• _TASK INSTRUCTIONS_:
Exact copies of all the lines below are required.

• _SUPPLIED MATERIAL_:
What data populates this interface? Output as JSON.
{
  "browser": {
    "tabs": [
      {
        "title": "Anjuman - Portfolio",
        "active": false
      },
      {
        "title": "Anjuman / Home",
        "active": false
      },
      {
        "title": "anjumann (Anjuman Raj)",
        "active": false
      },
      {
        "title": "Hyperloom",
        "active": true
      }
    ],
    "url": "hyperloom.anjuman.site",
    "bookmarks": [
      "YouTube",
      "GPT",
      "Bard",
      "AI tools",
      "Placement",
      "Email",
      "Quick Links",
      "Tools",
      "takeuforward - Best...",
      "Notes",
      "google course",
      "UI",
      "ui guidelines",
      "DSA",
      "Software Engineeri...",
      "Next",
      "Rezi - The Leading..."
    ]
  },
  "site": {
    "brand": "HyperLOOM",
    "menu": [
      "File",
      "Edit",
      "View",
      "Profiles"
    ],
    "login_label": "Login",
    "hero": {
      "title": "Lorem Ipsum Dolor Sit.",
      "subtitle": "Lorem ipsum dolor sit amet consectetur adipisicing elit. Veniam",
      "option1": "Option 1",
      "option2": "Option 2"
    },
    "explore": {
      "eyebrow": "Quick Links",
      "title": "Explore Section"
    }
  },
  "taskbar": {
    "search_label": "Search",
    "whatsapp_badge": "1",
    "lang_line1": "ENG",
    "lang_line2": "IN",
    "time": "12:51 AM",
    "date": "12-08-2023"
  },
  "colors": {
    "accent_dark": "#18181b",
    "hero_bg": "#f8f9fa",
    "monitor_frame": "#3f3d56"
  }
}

• _EXERCISE RESULT_:
What data populates this interface? Output as JSON.
{
  "browser": {
    "tabs": [
      {
        "title": "Anjuman - Portfolio",
        "active": false
      },
      {
        "title": "Anjuman / Home",
        "active": false
      },
      {
        "title": "anjumann (Anjuman Raj)",
        "active": false
      },
      {
        "title": "Hyperloom",
        "active": true
      }
    ],
    "url": "hyperloom.anjuman.site",
    "bookmarks": [
      "YouTube",
      "GPT",
      "Bard",
      "AI tools",
      "Placement",
      "Email",
      "Quick Links",
      "Tools",
      "takeuforward - Best...",
      "Notes",
      "google course",
      "UI",
      "ui guidelines",
      "DSA",
      "Software Engineeri...",
      "Next",
      "Rezi - The Leading..."
    ]
  },
  "site": {
    "brand": "HyperLOOM",
    "menu": [
      "File",
      "Edit",
      "View",
      "Profiles"
    ],
    "login_label": "Login",
    "hero": {
      "title": "Lorem Ipsum Dolor Sit.",
      "subtitle": "Lorem ipsum dolor sit amet consectetur adipisicing elit. Veniam",
      "option1": "Option 1",
      "option2": "Option 2"
    },
    "explore": {
      "eyebrow": "Quick Links",
      "title": "Explore Section"
    }
  },
  "taskbar": {
    "search_label": "Search",
    "whatsapp_badge": "1",
    "lang_line1": "ENG",
    "lang_line2": "IN",
    "time": "12:51 AM",
    "date": "12-08-2023"
  },
  "colors": {
    "accent_dark": "#18181b",
    "hero_bg": "#f8f9fa",
    "monitor_frame": "#3f3d56"
  }
}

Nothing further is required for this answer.